Hospitals across France are starting to postpone non-essential surgeries to free up capacity to deal with an expected surge of COVID-19 patients.
The management of Public Assistance - Hospitals of Paris (AP-HP) announced on Friday that it would start "deprogramming" up to 20 per cent of surgeries in the following days "due to both the dynamics of the epidemic development and the importance of urgent activity."
It came nearly a week after the CHU (teaching hospital) in Montpellier, in south-western France, said that it was activating its "White Plan" while includes the "targeted and moderate" deprogramming of some hospital interventions.
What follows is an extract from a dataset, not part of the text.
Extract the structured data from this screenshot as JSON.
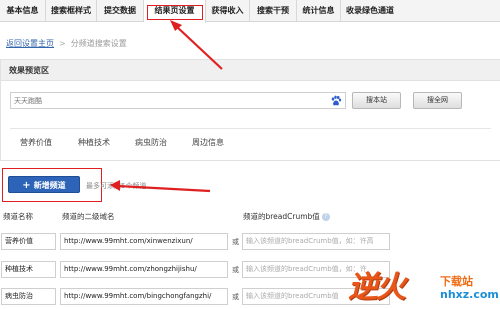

"The number of hospitalised patients has doubled in the past 10 days, despite the average length of hospital stay being shorter than during lockdown. This makes it possible to take care of more patients on fewer beds, but this turnover puts even more strain on the nursing and medical teams of the affected departments," the CHU said in a statement at the time.
France recorded more than 11,100 new infections on Sunday, making it the sixth consecutive day with more than 10,000 new cases.
Hospitalisations have shot up with nearly 6,000 COVID-19 patients being treated in hospitals last week, including 951 in intensive care units — a week-on-week rise of 40 per cent.
The positivity rate of tests has also continued to climb. It stood at 7.4 per cent on Sunday, up from 6.2 per cent three days earlier.
In response to the worsening epidemiological situation, the government unveiled new measures last week, which ordered the closure of all bars and restaurants in Marseille and on the island of Guadeloupe.
Bars and restaurants in another dozen major cities — including Paris, Lyon, Toulouse and Nice — must now shut at 10 pm at the latest while limits on social gathering have once more been tightened.